7a. Provide a clear line of sight to important elements for any seated or standing user. 7b. Make reach to all components comfortable for any seated or standing user. 7c. Accommodate variations in hand and grip size. 7d. Provide adequate space for the use of assistive devices or personal assistance.

GuIDELINES

1a. Provide the same means of use for all users: identical whenever possible; equivalent when not. 1b. Avoid segregating or stigmatizing any users. 1c. Provisions for privacy, security, and safety should be equally available to all users. 1d. Make the design appealing to all users.

2a. Provide choice in methods of use. 2b. Accommodate right- or lefthanded access and use. 2c. Facilitate the user's accuracy and precision. 2d. Provide adaptability to the user's pace.

3a. Eliminate unnecessary complexity. 3b. Be consistent with user expectations and intuition. 3c. Accommodate a wide range of literacy and language skills. 3d. Arrange information consistent with its importance. 3e. Provide effective prompting and feedback during and after task completion.

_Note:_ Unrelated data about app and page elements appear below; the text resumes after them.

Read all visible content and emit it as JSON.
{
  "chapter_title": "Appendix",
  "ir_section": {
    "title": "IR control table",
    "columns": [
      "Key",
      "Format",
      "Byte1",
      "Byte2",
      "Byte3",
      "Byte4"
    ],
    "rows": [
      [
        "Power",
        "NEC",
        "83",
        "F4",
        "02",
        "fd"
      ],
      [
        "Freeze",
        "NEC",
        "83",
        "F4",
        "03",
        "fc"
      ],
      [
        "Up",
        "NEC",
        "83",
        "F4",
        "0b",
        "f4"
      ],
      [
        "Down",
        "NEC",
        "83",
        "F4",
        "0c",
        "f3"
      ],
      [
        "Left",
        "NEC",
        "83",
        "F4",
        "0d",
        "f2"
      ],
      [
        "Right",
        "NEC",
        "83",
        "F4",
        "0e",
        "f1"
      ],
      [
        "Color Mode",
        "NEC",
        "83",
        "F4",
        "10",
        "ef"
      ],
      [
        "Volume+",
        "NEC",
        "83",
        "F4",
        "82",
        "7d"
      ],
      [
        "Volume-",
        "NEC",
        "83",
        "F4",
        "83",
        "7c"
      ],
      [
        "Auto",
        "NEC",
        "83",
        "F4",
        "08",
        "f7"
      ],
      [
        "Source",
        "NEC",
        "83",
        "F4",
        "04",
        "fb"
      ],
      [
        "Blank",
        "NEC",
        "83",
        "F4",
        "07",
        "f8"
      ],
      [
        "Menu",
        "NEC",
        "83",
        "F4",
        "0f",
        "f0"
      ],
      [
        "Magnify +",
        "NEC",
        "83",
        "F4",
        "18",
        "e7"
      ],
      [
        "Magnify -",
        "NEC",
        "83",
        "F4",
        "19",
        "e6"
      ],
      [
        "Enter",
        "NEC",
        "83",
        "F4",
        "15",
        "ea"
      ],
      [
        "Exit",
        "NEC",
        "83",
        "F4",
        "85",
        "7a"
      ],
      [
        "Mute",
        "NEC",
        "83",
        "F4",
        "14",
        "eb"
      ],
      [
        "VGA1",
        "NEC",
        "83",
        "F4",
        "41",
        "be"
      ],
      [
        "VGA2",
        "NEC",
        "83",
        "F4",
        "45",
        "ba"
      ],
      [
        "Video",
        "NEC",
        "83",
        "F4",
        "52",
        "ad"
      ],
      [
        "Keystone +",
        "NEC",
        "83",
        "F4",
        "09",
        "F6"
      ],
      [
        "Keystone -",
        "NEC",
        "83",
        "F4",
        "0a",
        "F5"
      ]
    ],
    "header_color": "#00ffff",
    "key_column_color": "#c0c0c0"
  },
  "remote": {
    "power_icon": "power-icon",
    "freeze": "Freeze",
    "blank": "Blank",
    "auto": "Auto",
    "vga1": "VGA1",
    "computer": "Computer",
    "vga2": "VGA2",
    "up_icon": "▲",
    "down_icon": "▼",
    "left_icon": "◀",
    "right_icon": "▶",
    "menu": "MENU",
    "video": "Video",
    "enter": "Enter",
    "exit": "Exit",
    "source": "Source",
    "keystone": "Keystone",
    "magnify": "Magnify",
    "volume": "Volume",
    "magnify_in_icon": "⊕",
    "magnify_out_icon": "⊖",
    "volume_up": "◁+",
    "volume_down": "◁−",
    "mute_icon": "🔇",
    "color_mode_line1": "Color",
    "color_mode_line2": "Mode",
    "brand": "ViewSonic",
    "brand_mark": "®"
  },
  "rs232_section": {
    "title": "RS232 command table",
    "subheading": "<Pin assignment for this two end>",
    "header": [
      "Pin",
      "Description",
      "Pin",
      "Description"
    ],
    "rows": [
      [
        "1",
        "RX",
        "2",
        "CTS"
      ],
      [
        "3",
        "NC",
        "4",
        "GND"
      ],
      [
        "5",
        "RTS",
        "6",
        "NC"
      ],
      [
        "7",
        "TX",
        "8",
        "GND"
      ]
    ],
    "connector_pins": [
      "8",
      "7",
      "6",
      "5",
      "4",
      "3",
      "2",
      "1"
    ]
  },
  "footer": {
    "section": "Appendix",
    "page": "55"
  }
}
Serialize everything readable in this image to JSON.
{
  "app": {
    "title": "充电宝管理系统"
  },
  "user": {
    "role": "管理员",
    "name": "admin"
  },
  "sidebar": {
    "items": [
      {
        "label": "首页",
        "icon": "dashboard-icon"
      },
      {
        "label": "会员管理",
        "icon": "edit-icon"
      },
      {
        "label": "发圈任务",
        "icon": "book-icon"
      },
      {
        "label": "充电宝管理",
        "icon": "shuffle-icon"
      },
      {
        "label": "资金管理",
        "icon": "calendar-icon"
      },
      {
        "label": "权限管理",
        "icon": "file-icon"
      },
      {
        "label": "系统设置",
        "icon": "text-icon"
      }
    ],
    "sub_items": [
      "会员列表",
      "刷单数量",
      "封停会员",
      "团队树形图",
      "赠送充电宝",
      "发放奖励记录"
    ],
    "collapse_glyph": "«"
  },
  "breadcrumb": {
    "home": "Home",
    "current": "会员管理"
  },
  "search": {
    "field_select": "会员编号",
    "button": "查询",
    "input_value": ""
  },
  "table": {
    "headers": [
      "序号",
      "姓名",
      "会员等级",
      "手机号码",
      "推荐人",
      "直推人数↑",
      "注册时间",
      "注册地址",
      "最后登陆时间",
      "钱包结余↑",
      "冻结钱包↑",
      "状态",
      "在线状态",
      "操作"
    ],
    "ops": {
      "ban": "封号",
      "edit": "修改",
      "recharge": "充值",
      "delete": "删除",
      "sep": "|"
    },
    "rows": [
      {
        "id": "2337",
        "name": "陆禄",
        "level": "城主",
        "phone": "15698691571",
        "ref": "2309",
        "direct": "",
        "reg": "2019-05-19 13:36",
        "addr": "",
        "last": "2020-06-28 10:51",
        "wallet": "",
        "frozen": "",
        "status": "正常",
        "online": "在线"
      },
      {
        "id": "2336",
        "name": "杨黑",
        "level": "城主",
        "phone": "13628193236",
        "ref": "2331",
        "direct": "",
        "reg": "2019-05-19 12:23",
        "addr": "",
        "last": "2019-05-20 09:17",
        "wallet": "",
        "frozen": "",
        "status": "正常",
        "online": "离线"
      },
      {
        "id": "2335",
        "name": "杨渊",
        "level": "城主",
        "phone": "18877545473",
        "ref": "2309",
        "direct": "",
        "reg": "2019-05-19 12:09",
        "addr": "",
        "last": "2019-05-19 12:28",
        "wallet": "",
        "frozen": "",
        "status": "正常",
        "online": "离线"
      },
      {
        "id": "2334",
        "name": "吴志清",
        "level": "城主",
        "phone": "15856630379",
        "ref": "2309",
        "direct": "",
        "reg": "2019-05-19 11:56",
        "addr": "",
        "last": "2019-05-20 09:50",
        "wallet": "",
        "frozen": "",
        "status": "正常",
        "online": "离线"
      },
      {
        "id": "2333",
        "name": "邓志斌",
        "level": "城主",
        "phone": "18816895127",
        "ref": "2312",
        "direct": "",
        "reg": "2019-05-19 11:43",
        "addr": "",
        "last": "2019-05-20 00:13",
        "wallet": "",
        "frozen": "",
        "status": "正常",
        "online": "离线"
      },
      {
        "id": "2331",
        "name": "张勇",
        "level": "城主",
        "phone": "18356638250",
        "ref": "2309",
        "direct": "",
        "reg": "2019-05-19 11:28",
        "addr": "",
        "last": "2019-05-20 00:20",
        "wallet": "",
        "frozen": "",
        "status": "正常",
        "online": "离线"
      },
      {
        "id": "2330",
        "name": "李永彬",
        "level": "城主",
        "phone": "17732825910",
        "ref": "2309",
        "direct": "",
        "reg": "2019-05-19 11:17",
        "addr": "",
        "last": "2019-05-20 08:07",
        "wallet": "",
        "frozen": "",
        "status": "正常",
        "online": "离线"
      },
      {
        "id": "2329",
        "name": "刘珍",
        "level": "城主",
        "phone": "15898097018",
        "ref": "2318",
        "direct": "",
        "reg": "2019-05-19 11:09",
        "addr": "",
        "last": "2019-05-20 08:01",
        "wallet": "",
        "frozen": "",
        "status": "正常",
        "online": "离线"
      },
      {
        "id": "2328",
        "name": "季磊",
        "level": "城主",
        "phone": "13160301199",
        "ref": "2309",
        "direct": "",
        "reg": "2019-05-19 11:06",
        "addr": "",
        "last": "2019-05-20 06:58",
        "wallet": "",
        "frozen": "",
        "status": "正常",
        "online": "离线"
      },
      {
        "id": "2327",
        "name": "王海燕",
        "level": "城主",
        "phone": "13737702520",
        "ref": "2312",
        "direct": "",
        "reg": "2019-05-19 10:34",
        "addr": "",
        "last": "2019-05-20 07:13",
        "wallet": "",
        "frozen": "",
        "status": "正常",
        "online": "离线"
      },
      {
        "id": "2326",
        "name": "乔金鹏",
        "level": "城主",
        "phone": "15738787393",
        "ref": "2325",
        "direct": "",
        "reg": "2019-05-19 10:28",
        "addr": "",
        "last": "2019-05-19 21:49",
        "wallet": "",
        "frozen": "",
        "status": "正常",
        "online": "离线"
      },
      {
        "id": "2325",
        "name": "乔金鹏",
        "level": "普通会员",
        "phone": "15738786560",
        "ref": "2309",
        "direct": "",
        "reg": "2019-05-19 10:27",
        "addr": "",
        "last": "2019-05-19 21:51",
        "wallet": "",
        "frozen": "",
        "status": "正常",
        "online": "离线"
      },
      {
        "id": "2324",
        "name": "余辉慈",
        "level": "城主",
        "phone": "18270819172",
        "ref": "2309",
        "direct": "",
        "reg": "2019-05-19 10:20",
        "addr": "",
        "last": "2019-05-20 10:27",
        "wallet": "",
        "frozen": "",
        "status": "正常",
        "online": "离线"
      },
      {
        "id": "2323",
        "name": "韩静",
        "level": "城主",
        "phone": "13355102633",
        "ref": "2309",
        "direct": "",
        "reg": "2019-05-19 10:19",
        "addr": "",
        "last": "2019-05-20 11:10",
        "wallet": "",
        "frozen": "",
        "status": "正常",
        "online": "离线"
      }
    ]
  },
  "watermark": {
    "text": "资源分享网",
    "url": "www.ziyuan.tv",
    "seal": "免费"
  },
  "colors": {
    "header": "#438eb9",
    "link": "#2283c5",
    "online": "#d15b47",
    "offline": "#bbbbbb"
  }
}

5a. Arrange elements to minimize hazards and errors: most used elements, most accessible; hazardous elements eliminated, isolated, or shielded. 5b. Provide warnings of hazards and errors. 5c. Provide fail safe features. 5d. Discourage unconscious action in tasks that require vigilance.

6a. Allow user to maintain a neutral body position. 6b. Use reasonable operating forces. 6c. Minimize repetitive actions. 6d. Minimize sustained physical effort.

EXAMPLES

zz Power doors make visiting public spaces easier for all users. zz E-mail makes communication easier for everyone, including people who have trouble communicating via phone.

Large grip scissors accommodates use with either hand and allows alternation between the two in repetitive tasks.

zz Public emergency stations utilize recognized emergency colors and a simple design to quickly convey function to passers-by. zz Intuitive ATM interfaces allow use without instruction or training.

The "sequential trip" mechanism on a nail gun prevents accidental firing when the tool is not pressed against an object.

Door lever does not require grip strength to operate, and can even be operated by a closed fist or elbow.

Wide gates at subway stations accommodate wheelchair users as well as commuters with packages or luggage.